In elementary school, we took a field trip to the local bank, and I got to hold $10,000 in cash. That was quite a stack! Do you realize how much $10,000 was back then, more than 30 years ago? Back then, that was enough cash to buy a decent car, 13,000 gallons of gas or two congressmen.
My last day of fifth grade involved a field trip to Andersonville National Historic Site -- and a confession. I confessed my undying love for this frail little blonde girl, Robin. (In other words, I told her friend to tell Robin that I didn't just like her -- I LIKED her liked her.) She probably already knew that because I carried her books after school one day. I can still remember her blue eyes, the way she smelled and even the books I carried for her that day -- "Math," "Science" and "How to Handle a Stalker." During the summer, Robin moved to Texas. And I think she changed her name.
Too bad folks don't appreciate field trips like they used to. We're too busy gearing up for the next round of tests or trying to turn today's students into math and science geniuses to experience real life. We've cut out art and music and added molecular physics. But if there's anything today's society should teach us, it's that when everyone is pushed to extremes, their ability to reason fades, and society stalls.
So, let's put the music and art back and pile that school bus full of kids at 9 a.m. for a field trip to the real world of cows and chickens and plays and symphonies. Math and science are important, but so is a little balance in life. Besides, to deny a seventh-grade boy the opportunity to see 14 tons of poop is a real crime.

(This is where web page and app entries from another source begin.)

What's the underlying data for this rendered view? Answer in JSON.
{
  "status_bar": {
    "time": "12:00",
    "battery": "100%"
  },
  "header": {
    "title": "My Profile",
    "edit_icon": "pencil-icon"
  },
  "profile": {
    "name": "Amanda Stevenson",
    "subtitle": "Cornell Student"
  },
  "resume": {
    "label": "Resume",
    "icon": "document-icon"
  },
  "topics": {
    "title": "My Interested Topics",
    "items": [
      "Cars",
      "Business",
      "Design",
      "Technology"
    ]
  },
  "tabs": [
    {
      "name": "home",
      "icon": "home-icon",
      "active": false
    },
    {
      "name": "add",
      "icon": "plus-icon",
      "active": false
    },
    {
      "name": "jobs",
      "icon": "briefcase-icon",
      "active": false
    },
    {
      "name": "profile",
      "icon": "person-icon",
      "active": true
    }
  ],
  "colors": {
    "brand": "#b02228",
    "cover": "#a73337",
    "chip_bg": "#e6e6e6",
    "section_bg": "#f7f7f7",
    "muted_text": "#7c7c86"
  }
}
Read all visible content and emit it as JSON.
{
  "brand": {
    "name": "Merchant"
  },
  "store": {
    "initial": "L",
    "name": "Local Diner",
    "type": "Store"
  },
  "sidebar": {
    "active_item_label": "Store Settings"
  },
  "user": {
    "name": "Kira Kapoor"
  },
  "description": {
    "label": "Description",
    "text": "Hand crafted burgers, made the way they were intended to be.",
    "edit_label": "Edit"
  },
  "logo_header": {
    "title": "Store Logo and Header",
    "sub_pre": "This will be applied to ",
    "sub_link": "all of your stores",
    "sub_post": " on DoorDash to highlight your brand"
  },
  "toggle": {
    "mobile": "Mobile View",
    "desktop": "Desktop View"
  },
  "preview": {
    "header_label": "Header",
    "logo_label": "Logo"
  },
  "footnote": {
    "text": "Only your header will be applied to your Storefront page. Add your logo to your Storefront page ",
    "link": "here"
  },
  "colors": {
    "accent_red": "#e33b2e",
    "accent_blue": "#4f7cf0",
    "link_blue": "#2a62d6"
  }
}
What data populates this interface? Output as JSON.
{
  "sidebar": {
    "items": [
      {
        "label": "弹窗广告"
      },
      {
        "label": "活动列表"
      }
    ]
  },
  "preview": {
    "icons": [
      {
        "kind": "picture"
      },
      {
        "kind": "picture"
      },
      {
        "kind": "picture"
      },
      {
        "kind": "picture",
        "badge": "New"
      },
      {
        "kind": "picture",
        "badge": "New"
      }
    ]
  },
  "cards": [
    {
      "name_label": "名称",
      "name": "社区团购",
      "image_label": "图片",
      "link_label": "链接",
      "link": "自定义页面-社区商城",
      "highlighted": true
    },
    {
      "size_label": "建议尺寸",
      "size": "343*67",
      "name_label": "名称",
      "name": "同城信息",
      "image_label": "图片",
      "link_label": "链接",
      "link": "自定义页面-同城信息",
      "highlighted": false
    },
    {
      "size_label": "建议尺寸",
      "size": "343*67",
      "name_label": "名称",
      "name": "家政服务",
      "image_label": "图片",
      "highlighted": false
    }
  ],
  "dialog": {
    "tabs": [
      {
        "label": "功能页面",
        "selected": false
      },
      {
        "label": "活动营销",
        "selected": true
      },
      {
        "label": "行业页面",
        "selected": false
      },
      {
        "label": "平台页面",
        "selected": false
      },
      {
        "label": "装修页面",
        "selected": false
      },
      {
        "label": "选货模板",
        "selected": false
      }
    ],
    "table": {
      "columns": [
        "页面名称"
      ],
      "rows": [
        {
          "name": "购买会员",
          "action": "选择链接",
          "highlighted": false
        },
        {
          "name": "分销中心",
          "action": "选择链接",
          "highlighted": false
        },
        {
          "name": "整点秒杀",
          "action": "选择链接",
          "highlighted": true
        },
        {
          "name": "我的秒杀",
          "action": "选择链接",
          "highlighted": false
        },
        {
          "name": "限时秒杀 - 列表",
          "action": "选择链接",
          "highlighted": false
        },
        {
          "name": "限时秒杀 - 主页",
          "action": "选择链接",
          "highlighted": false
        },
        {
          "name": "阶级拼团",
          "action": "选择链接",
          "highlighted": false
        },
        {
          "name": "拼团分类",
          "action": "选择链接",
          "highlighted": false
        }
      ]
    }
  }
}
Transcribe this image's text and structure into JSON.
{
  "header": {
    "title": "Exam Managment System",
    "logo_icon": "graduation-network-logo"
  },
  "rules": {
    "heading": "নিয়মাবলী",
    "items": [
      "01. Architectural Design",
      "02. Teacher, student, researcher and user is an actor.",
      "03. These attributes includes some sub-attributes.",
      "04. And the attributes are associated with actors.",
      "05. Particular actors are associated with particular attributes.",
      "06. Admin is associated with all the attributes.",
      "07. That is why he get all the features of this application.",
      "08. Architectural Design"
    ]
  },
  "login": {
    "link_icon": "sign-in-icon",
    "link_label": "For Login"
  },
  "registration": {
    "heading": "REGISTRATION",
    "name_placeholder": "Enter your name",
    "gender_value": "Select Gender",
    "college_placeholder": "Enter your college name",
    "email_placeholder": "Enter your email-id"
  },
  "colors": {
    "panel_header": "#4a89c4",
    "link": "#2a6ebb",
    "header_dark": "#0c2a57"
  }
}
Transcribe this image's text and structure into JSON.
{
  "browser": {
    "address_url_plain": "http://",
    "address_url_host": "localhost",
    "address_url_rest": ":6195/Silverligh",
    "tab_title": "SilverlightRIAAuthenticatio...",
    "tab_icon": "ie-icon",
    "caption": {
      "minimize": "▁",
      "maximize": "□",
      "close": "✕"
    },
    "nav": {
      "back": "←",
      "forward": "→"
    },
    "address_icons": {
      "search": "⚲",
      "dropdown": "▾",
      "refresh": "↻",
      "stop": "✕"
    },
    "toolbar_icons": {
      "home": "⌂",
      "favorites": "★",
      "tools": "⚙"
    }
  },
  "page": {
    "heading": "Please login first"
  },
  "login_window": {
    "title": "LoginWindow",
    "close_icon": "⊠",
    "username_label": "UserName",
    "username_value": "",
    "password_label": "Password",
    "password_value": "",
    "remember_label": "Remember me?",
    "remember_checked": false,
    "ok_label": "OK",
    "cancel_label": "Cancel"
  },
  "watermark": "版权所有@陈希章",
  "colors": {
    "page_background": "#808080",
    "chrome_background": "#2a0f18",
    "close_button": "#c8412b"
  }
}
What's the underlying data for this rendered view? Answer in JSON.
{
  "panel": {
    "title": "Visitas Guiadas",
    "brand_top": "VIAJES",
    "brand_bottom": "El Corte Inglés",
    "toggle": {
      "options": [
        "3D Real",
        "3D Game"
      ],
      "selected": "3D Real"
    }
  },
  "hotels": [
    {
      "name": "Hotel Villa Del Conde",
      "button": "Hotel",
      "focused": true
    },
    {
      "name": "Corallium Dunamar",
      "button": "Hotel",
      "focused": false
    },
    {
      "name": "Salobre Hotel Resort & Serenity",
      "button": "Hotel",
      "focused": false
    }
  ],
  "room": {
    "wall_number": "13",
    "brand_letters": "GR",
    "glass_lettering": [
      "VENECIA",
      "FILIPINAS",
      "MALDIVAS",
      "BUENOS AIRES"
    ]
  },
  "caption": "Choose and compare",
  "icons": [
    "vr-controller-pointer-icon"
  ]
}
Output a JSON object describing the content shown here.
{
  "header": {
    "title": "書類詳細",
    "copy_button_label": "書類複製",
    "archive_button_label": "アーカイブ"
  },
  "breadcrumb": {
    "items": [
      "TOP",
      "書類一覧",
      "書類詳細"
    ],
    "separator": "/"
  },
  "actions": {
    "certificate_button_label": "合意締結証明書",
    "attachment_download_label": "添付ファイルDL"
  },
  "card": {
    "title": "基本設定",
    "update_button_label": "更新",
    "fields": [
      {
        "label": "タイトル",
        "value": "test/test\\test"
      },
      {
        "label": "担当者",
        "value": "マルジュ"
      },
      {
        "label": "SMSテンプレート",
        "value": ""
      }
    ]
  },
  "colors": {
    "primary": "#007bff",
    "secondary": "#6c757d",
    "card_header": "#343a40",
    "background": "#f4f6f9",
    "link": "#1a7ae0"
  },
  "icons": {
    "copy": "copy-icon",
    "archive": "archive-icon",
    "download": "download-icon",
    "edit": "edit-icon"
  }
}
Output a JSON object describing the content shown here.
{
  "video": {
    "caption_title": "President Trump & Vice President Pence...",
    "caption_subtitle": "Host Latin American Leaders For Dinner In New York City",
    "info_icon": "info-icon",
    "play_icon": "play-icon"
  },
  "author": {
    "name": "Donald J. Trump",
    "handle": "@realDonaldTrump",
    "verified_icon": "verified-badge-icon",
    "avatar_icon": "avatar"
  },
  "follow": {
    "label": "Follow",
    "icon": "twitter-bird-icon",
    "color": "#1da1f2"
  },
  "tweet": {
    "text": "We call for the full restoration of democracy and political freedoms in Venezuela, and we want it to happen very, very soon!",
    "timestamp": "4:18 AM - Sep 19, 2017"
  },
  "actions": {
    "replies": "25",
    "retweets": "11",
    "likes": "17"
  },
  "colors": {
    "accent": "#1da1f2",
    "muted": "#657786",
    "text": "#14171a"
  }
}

-- Chris Johnson is an independent correspondent. Connect with him at Facebook.com/KudzuKidWriting or firstname.lastname@example.org.